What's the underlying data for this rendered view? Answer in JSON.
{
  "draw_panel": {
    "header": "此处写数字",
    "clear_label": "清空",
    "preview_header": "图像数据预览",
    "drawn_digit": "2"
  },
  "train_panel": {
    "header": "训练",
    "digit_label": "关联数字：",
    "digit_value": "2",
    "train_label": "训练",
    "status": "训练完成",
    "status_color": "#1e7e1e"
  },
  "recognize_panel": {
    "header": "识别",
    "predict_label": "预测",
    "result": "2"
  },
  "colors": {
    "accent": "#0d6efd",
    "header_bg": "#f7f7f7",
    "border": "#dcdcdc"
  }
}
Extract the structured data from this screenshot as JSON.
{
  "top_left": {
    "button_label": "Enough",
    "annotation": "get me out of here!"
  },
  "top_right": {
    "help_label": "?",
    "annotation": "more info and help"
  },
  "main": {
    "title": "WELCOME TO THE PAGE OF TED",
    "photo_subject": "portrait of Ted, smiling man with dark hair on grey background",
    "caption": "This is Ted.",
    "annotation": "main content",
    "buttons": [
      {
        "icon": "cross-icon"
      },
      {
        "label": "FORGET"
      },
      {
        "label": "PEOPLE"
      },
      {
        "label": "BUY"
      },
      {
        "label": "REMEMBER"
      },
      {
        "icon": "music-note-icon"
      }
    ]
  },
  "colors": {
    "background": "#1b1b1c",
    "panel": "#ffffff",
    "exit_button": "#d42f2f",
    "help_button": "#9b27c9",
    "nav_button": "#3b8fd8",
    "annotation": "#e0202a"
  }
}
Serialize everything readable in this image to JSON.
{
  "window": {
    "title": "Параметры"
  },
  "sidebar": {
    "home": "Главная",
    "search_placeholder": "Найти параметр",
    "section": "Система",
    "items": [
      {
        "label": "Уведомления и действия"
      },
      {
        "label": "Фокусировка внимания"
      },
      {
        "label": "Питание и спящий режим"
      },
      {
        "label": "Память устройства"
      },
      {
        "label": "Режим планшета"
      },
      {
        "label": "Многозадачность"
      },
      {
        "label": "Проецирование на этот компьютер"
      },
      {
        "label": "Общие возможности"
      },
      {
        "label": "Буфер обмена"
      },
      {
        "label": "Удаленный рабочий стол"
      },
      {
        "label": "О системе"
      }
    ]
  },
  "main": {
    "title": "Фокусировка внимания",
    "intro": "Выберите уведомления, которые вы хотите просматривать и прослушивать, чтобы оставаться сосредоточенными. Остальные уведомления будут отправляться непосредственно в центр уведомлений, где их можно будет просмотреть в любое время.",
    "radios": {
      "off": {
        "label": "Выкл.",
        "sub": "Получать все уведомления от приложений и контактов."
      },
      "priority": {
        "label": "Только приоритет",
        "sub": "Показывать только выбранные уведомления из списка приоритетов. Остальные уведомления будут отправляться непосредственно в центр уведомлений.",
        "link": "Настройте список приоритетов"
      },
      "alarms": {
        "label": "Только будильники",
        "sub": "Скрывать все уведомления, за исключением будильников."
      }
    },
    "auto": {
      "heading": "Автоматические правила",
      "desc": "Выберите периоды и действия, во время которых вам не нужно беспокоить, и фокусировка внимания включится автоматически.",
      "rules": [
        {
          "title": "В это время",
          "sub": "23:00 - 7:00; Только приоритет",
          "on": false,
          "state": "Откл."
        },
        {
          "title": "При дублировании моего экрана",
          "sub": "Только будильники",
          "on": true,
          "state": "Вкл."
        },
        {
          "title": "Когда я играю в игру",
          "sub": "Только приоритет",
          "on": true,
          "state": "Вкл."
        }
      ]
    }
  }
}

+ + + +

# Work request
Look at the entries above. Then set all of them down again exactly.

# Solution to the exercise
What's the underlying data for this rendered view? Answer in JSON.
{
  "draw_panel": {
    "header": "此处写数字",
    "clear_label": "清空",
    "preview_header": "图像数据预览",
    "drawn_digit": "2"
  },
  "train_panel": {
    "header": "训练",
    "digit_label": "关联数字：",
    "digit_value": "2",
    "train_label": "训练",
    "status": "训练完成",
    "status_color": "#1e7e1e"
  },
  "recognize_panel": {
    "header": "识别",
    "predict_label": "预测",
    "result": "2"
  },
  "colors": {
    "accent": "#0d6efd",
    "header_bg": "#f7f7f7",
    "border": "#dcdcdc"
  }
}
Extract the structured data from this screenshot as JSON.
{
  "top_left": {
    "button_label": "Enough",
    "annotation": "get me out of here!"
  },
  "top_right": {
    "help_label": "?",
    "annotation": "more info and help"
  },
  "main": {
    "title": "WELCOME TO THE PAGE OF TED",
    "photo_subject": "portrait of Ted, smiling man with dark hair on grey background",
    "caption": "This is Ted.",
    "annotation": "main content",
    "buttons": [
      {
        "icon": "cross-icon"
      },
      {
        "label": "FORGET"
      },
      {
        "label": "PEOPLE"
      },
      {
        "label": "BUY"
      },
      {
        "label": "REMEMBER"
      },
      {
        "icon": "music-note-icon"
      }
    ]
  },
  "colors": {
    "background": "#1b1b1c",
    "panel": "#ffffff",
    "exit_button": "#d42f2f",
    "help_button": "#9b27c9",
    "nav_button": "#3b8fd8",
    "annotation": "#e0202a"
  }
}
Serialize everything readable in this image to JSON.
{
  "window": {
    "title": "Параметры"
  },
  "sidebar": {
    "home": "Главная",
    "search_placeholder": "Найти параметр",
    "section": "Система",
    "items": [
      {
        "label": "Уведомления и действия"
      },
      {
        "label": "Фокусировка внимания"
      },
      {
        "label": "Питание и спящий режим"
      },
      {
        "label": "Память устройства"
      },
      {
        "label": "Режим планшета"
      },
      {
        "label": "Многозадачность"
      },
      {
        "label": "Проецирование на этот компьютер"
      },
      {
        "label": "Общие возможности"
      },
      {
        "label": "Буфер обмена"
      },
      {
        "label": "Удаленный рабочий стол"
      },
      {
        "label": "О системе"
      }
    ]
  },
  "main": {
    "title": "Фокусировка внимания",
    "intro": "Выберите уведомления, которые вы хотите просматривать и прослушивать, чтобы оставаться сосредоточенными. Остальные уведомления будут отправляться непосредственно в центр уведомлений, где их можно будет просмотреть в любое время.",
    "radios": {
      "off": {
        "label": "Выкл.",
        "sub": "Получать все уведомления от приложений и контактов."
      },
      "priority": {
        "label": "Только приоритет",
        "sub": "Показывать только выбранные уведомления из списка приоритетов. Остальные уведомления будут отправляться непосредственно в центр уведомлений.",
        "link": "Настройте список приоритетов"
      },
      "alarms": {
        "label": "Только будильники",
        "sub": "Скрывать все уведомления, за исключением будильников."
      }
    },
    "auto": {
      "heading": "Автоматические правила",
      "desc": "Выберите периоды и действия, во время которых вам не нужно беспокоить, и фокусировка внимания включится автоматически.",
      "rules": [
        {
          "title": "В это время",
          "sub": "23:00 - 7:00; Только приоритет",
          "on": false,
          "state": "Откл."
        },
        {
          "title": "При дублировании моего экрана",
          "sub": "Только будильники",
          "on": true,
          "state": "Вкл."
        },
        {
          "title": "Когда я играю в игру",
          "sub": "Только приоритет",
          "on": true,
          "state": "Вкл."
        }
      ]
    }
  }
}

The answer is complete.